*** Opening Working data ***

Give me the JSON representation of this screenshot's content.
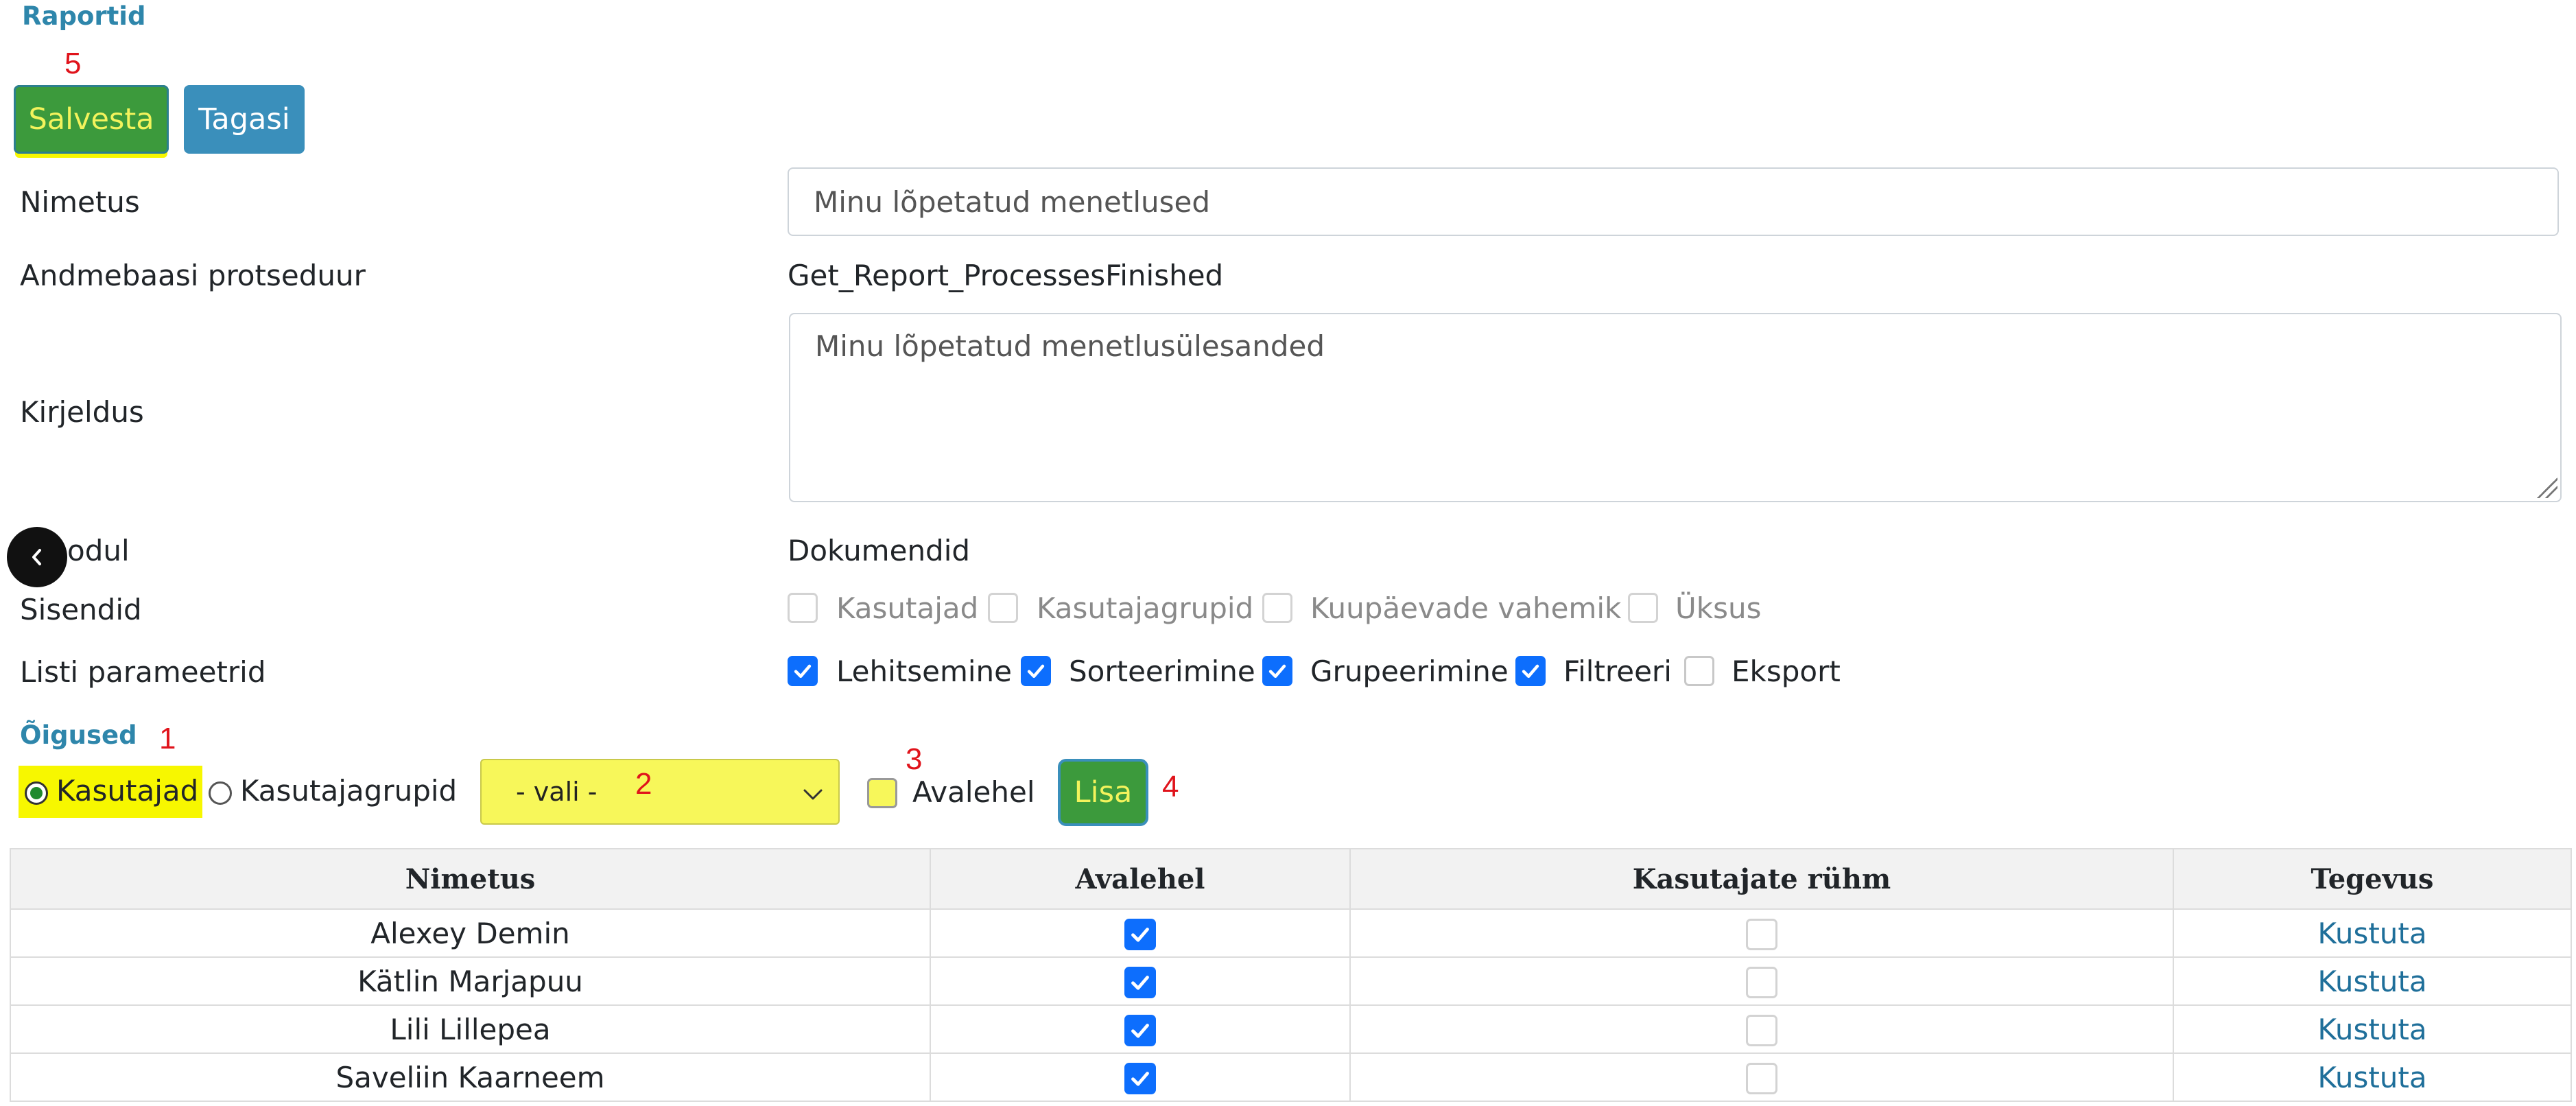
{
  "header": {
    "breadcrumb": "Raportid"
  },
  "annotations": [
    "1",
    "2",
    "3",
    "4",
    "5"
  ],
  "toolbar": {
    "save_label": "Salvesta",
    "back_label": "Tagasi"
  },
  "form": {
    "name_label": "Nimetus",
    "name_value": "Minu lõpetatud menetlused",
    "procedure_label": "Andmebaasi protseduur",
    "procedure_value": "Get_Report_ProcessesFinished",
    "description_label": "Kirjeldus",
    "description_value": "Minu lõpetatud menetlusülesanded",
    "module_label": "Moodul",
    "module_label_visible": "odul",
    "module_value": "Dokumendid",
    "inputs_label": "Sisendid",
    "inputs_options": [
      {
        "label": "Kasutajad",
        "checked": false
      },
      {
        "label": "Kasutajagrupid",
        "checked": false
      },
      {
        "label": "Kuupäevade vahemik",
        "checked": false
      },
      {
        "label": "Üksus",
        "checked": false
      }
    ],
    "list_params_label": "Listi parameetrid",
    "list_params_options": [
      {
        "label": "Lehitsemine",
        "checked": true
      },
      {
        "label": "Sorteerimine",
        "checked": true
      },
      {
        "label": "Grupeerimine",
        "checked": true
      },
      {
        "label": "Filtreeri",
        "checked": true
      },
      {
        "label": "Eksport",
        "checked": false
      }
    ]
  },
  "rights": {
    "title": "Õigused",
    "radio_users": "Kasutajad",
    "radio_groups": "Kasutajagrupid",
    "radio_selected": "Kasutajad",
    "select_value": "- vali -",
    "frontpage_label": "Avalehel",
    "frontpage_checked": false,
    "add_label": "Lisa"
  },
  "table": {
    "columns": [
      "Nimetus",
      "Avalehel",
      "Kasutajate rühm",
      "Tegevus"
    ],
    "rows": [
      {
        "name": "Alexey Demin",
        "frontpage": true,
        "group": false,
        "action": "Kustuta"
      },
      {
        "name": "Kätlin Marjapuu",
        "frontpage": true,
        "group": false,
        "action": "Kustuta"
      },
      {
        "name": "Lili Lillepea",
        "frontpage": true,
        "group": false,
        "action": "Kustuta"
      },
      {
        "name": "Saveliin Kaarneem",
        "frontpage": true,
        "group": false,
        "action": "Kustuta"
      }
    ]
  },
  "colors": {
    "accent_blue": "#3a8fbb",
    "save_green": "#3c9a3c",
    "highlight_yellow": "#f7f700",
    "checkbox_blue": "#0d6efd",
    "annotation_red": "#e0131b"
  },
  "icons": {
    "nav": "chevron-left-icon",
    "select": "chevron-down-icon",
    "check": "check-icon"
  }
}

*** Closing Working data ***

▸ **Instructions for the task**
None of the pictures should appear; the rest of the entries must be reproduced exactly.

▸ **Result of the exercise**
Give me the JSON representation of this screenshot's content.
{
  "header": {
    "breadcrumb": "Raportid"
  },
  "annotations": [
    "1",
    "2",
    "3",
    "4",
    "5"
  ],
  "toolbar": {
    "save_label": "Salvesta",
    "back_label": "Tagasi"
  },
  "form": {
    "name_label": "Nimetus",
    "name_value": "Minu lõpetatud menetlused",
    "procedure_label": "Andmebaasi protseduur",
    "procedure_value": "Get_Report_ProcessesFinished",
    "description_label": "Kirjeldus",
    "description_value": "Minu lõpetatud menetlusülesanded",
    "module_label": "Moodul",
    "module_label_visible": "odul",
    "module_value": "Dokumendid",
    "inputs_label": "Sisendid",
    "inputs_options": [
      {
        "label": "Kasutajad",
        "checked": false
      },
      {
        "label": "Kasutajagrupid",
        "checked": false
      },
      {
        "label": "Kuupäevade vahemik",
        "checked": false
      },
      {
        "label": "Üksus",
        "checked": false
      }
    ],
    "list_params_label": "Listi parameetrid",
    "list_params_options": [
      {
        "label": "Lehitsemine",
        "checked": true
      },
      {
        "label": "Sorteerimine",
        "checked": true
      },
      {
        "label": "Grupeerimine",
        "checked": true
      },
      {
        "label": "Filtreeri",
        "checked": true
      },
      {
        "label": "Eksport",
        "checked": false
      }
    ]
  },
  "rights": {
    "title": "Õigused",
    "radio_users": "Kasutajad",
    "radio_groups": "Kasutajagrupid",
    "radio_selected": "Kasutajad",
    "select_value": "- vali -",
    "frontpage_label": "Avalehel",
    "frontpage_checked": false,
    "add_label": "Lisa"
  },
  "table": {
    "columns": [
      "Nimetus",
      "Avalehel",
      "Kasutajate rühm",
      "Tegevus"
    ],
    "rows": [
      {
        "name": "Alexey Demin",
        "frontpage": true,
        "group": false,
        "action": "Kustuta"
      },
      {
        "name": "Kätlin Marjapuu",
        "frontpage": true,
        "group": false,
        "action": "Kustuta"
      },
      {
        "name": "Lili Lillepea",
        "frontpage": true,
        "group": false,
        "action": "Kustuta"
      },
      {
        "name": "Saveliin Kaarneem",
        "frontpage": true,
        "group": false,
        "action": "Kustuta"
      }
    ]
  },
  "colors": {
    "accent_blue": "#3a8fbb",
    "save_green": "#3c9a3c",
    "highlight_yellow": "#f7f700",
    "checkbox_blue": "#0d6efd",
    "annotation_red": "#e0131b"
  },
  "icons": {
    "nav": "chevron-left-icon",
    "select": "chevron-down-icon",
    "check": "check-icon"
  }
}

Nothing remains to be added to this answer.